  These Kids Are Alright.

Here's a link to a YouTube video of The Strypes joined by Wilko Johnson and John B. Sparks of Dr. Feelgood for a go at the Feelgood's 'She Does It Right;, The Oysterfleet Hotel, Canvey Island, August 8th, 2013. All the more poignant as Wilko has terminal cancer. The tradition is in safe hands, and the flame has been passed.

Thursday 19 September 2013

Ry Cooder and Corridos Famosos - Live at the Great American Music Hall, San Francisco, Aug 31-Sept 1 2011

Ry Cooder and Corridos Famosos

Live at the Great American Music Hall, San Francisco, Aug 31-Sept 1 2011

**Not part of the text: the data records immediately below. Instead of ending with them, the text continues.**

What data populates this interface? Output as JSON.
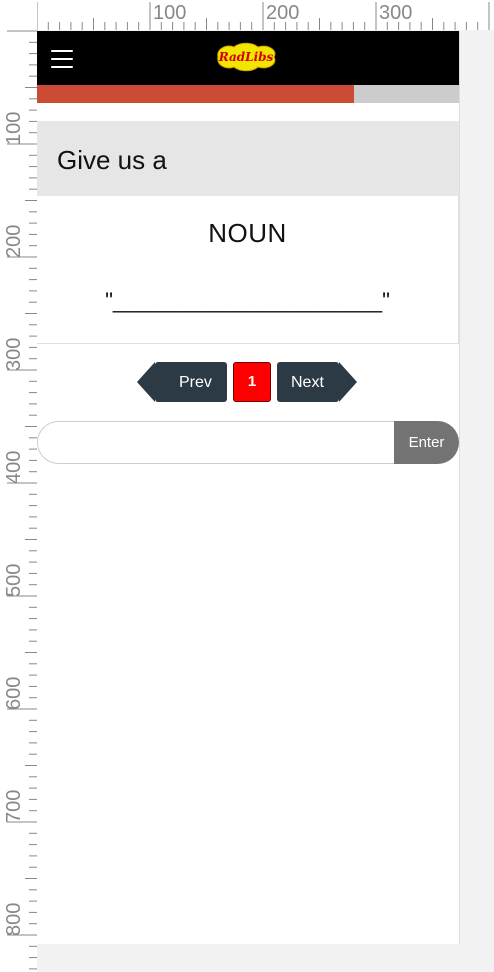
{
  "ruler": {
    "top_labels": [
      "100",
      "200",
      "300"
    ],
    "left_labels": [
      "100",
      "200",
      "300",
      "400",
      "500",
      "600",
      "700",
      "800"
    ]
  },
  "header": {
    "menu_icon": "hamburger-menu-icon",
    "logo_text": "RadLibs"
  },
  "progress": {
    "fraction": 0.75,
    "fill_color": "#cc4b35",
    "track_color": "#cccccc"
  },
  "prompt": {
    "text": "Give us a"
  },
  "card": {
    "word_type": "NOUN",
    "blank": "\"______________________\""
  },
  "pagination": {
    "prev_label": "Prev",
    "current_page": "1",
    "next_label": "Next",
    "active_color": "#ff0000",
    "button_color": "#2c3a45"
  },
  "entry": {
    "value": "",
    "placeholder": "",
    "enter_label": "Enter"
  }
}
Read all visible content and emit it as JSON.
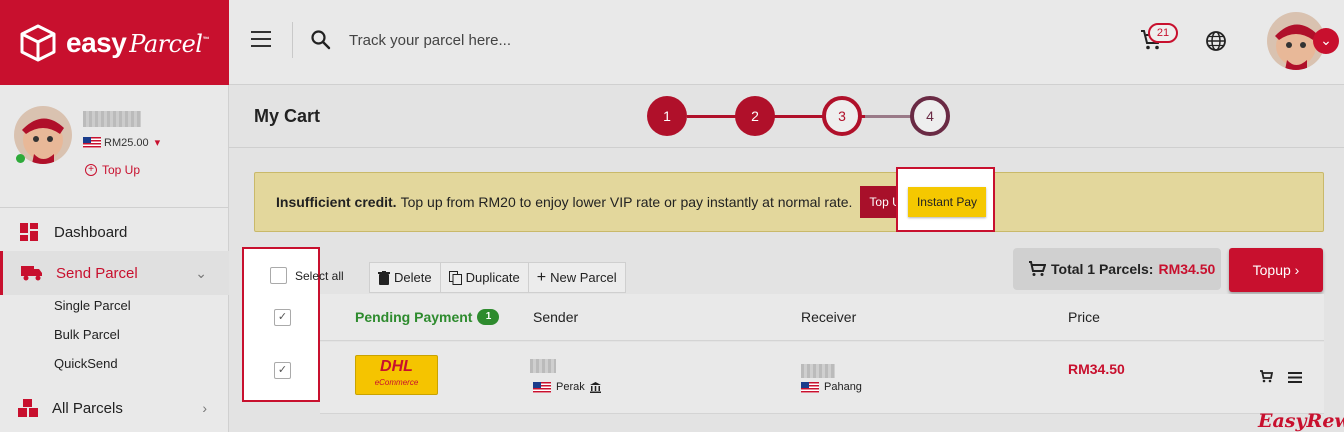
{
  "brand": {
    "name": "easy",
    "script": "Parcel",
    "tm": "™"
  },
  "topbar": {
    "search_placeholder": "Track your parcel here...",
    "cart_count": "21"
  },
  "sidebar": {
    "credit": "RM25.00",
    "topup_link": "Top Up",
    "nav": {
      "dashboard": "Dashboard",
      "send_parcel": "Send Parcel",
      "single": "Single Parcel",
      "bulk": "Bulk Parcel",
      "quicksend": "QuickSend",
      "all_parcels": "All Parcels"
    }
  },
  "main": {
    "title": "My Cart",
    "steps": [
      "1",
      "2",
      "3",
      "4"
    ],
    "alert": {
      "bold": "Insufficient credit.",
      "text": "Top up from RM20 to enjoy lower VIP rate or pay instantly at normal rate.",
      "topup_btn": "Top Up",
      "instant_btn": "Instant Pay"
    },
    "select_all": "Select all",
    "toolbar": {
      "delete": "Delete",
      "duplicate": "Duplicate",
      "new_parcel": "New Parcel"
    },
    "total": {
      "label": "Total 1 Parcels:",
      "amount": "RM34.50"
    },
    "topup_button": "Topup",
    "table": {
      "pending_label": "Pending Payment",
      "pending_count": "1",
      "col_sender": "Sender",
      "col_receiver": "Receiver",
      "col_price": "Price"
    },
    "row": {
      "courier_main": "DHL",
      "courier_sub": "eCommerce",
      "sender_state": "Perak",
      "receiver_state": "Pahang",
      "price": "RM34.50"
    }
  },
  "watermark": "EasyReward",
  "colors": {
    "brand_red": "#c8102e",
    "alert_bg": "#e3d79c",
    "instant_yellow": "#f5c800",
    "pending_green": "#2e8b2e"
  }
}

Nonesuch / Perro Verde Records

Desmond Traynor


Ry Cooder has apparently only released one live album previously in his career, 1977’s Show Time, which was recorded 35 years prior to this set, at the exact same venue. San Francisco’s Great American Music Hall, where I once saw Jonathan Richman, is like Dublin’s Olympia, only glitzier. Jonathan described it as “my idea of a great room”, and it does lend itself to a convivial atmosphere and audience participation, which this record captures perfectly.
  Cooder reprises four songs from that first live set here, Gary ‘U.S.’ Bonds’ ‘School Is Out’, the Chips Moman/Dan Penn-composed cheating classic ‘The Dark End of The Street’, Woody Guthrie’s dustbowl warning about California as a supposed promised land, ‘Do Re Mi’, and the beautiful Mexican ballad ‘Volver Volver’, sung here by his daughter-in-law Juliette Commagere, and given the full mariachi treatment by ten-piece Tex-Mex brass and percussion band, Le Banda Juvenil. Cooder is also reunited with accordion player Flaco Jimenez and vocalist Terry Evans, from the previous outing, the former contributing mellow lines to ‘Do Re Mi’ and ‘Dark End’, the latter joined by Arnold McCuller to duet on ‘Dark End’. The remainder of the band includes Ry’s son (and Juliette’s husband), Joachim, on drums, and bass player Robert Francis.
  The rest of the set consists largely of a trawl through Cooder’s back catalogue. He has always chosen his heritage favourites sagaciously and eclectically, and here we are treated to readings of ‘Crazy ‘Bout An Automobile’, ‘Why Don’t You Try Me’, Sam The Sham’s ‘Wooly Bully’, the makeover of another Guthrie folk standard, into the vicious slide guitar blues of ‘Vigilante Man’, and a tender, soulful rendition of Leadbelly’s ‘Goodnight Irene’ as closer, with Jimenez’s accordion and Cooder’s guitar answering each other consummately.
  It’s not all nostalgia, however, as there are two Cooder originals from his then-current album, Pull Up Some Dust And Sit Down, the intentionally absurd inverse racism of ‘Lord Tell Me Why’, and the politically charged yet humourous ‘El Corrido De Jesse James’, a song that finds the erstwhile outlaw looking down from heaven at Wall Street bankers and brokers, and asking God, ‘con permisso’, for his old .44 so he can do a Robin Hood and ‘put the bonus money back where it belongs’.
  For those fans who have longed for a document of the looseness and intuitive interplay of Ryland’s live performances, which occasionally got lost amid the fussiness of some of his studio fare, Live in San Francisco is just the ticket they’ve been waiting for.